Ministry in Belarus
Since the Soviet era, almost 80% of industry remains in state hands, with significant renationalization since 2005. Belarus has a strong industrial and agricultural base and it is heavily dependent on trade with its closest ally, Russia. The Church is growing in the context of persecution and state hostility, and often believers must meet in difficult circumstances.
Starting New Churches
The following six areas detail our approach to starting new churches.
Your gift will directly help support the training of individuals to transform their communities by learning how to plant churches.
You can find out more about our Starting New Churches Ministry, and read more real life stories, on this page.
Children's Ministry in Belarus
Children's Clubs are a bridge for churches to reach out to families. When children’s lives are changed, parents become curious. Children’s Ministry Workers build trust with parents as they show love to their children and provide a healthy, structured program for them.
The church planters’ only limitation in reaching out to the thousands of children waiting to join the exciting Children's Clubs is the resources available.
The Children’s Club consists of a five day module, in which the church planters strive to develop relationships with the children. This includes the following features.
Many of the children continue to attend Sunday School classes offered by the church planters. Seeing the change in their children, many parents begin attending church services and accept Jesus Christ as their Saviour.
One child can change a family, a community and a nation.
You can find out more about our Children's Ministry, and read more real life stories, on this page.
Belarus is a landlocked country located on the edge of Eastern Europe.
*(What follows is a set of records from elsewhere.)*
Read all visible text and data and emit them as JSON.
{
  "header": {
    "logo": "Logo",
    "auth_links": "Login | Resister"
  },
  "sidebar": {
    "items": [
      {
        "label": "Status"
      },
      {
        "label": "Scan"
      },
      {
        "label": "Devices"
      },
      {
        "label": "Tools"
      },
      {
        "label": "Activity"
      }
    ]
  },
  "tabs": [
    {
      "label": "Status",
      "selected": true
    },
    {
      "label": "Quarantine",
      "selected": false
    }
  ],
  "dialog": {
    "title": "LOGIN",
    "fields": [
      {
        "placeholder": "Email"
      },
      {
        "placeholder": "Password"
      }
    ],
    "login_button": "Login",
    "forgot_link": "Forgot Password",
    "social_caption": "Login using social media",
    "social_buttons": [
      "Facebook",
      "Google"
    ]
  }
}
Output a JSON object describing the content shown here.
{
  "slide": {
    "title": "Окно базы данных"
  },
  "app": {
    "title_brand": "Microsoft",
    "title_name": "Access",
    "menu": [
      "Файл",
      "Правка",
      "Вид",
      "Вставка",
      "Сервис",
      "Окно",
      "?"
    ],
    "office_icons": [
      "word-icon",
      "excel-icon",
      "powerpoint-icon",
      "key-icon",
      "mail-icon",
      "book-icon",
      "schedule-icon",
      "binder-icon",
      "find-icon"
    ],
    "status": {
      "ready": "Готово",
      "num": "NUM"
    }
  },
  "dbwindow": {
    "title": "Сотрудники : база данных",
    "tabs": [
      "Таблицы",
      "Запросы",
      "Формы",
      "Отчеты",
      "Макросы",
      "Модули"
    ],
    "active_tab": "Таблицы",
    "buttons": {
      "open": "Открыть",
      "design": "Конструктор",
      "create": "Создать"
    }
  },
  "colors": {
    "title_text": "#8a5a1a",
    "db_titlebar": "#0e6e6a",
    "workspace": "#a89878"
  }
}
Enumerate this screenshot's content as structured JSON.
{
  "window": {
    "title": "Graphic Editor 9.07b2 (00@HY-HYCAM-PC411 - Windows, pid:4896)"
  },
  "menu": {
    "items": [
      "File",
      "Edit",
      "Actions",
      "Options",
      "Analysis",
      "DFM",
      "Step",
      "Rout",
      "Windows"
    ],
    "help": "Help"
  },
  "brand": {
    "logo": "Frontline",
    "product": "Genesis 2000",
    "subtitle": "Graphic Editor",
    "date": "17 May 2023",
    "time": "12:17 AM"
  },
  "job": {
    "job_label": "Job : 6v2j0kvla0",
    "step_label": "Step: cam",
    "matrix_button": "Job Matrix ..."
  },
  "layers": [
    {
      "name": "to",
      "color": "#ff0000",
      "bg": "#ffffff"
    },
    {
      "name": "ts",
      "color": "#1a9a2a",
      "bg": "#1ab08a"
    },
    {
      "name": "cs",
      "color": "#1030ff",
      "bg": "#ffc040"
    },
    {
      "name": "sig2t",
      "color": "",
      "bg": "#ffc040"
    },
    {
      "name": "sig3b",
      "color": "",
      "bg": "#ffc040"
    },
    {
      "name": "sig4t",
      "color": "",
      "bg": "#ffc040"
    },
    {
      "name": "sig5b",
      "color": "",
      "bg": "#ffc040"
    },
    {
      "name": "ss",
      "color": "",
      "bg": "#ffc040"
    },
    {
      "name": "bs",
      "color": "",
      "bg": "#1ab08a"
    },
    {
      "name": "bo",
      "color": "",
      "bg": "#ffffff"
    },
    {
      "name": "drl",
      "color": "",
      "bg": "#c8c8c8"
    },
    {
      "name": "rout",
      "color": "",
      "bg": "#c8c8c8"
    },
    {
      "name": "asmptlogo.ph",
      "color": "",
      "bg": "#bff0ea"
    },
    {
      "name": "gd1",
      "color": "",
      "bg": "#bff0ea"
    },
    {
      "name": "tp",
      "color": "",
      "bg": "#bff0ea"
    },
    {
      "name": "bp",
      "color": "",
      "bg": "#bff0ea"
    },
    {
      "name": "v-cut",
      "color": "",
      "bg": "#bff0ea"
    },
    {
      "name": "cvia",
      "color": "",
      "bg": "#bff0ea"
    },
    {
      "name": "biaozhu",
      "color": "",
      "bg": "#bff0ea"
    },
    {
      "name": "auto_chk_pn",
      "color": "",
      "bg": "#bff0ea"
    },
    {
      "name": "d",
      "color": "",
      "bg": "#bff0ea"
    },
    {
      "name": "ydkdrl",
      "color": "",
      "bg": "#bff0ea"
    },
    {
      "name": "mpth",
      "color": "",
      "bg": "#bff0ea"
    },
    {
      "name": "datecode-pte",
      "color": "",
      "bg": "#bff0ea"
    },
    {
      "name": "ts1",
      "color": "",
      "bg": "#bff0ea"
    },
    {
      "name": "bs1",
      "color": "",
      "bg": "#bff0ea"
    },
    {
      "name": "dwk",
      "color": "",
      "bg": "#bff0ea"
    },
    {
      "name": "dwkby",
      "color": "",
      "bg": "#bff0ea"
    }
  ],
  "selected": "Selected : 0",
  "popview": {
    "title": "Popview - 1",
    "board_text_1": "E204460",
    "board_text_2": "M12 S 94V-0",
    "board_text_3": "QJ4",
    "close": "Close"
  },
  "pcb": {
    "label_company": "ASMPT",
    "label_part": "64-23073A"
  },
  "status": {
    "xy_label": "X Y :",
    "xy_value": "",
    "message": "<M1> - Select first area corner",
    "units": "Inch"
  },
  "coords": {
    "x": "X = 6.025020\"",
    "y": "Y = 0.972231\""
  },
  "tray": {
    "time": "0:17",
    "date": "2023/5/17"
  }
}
It is surrounded by Lithuania, Latvia, Russia, Ukraine and Poland.
Population: 9.6 million
Human Development Index: 53rd (out of 187 countries)
Life expectancy: 69.9 years
Religion: 80% Eastern Orthodox, 20% other (inc. Roman Catholic, Protestant, Jewish, and Muslim)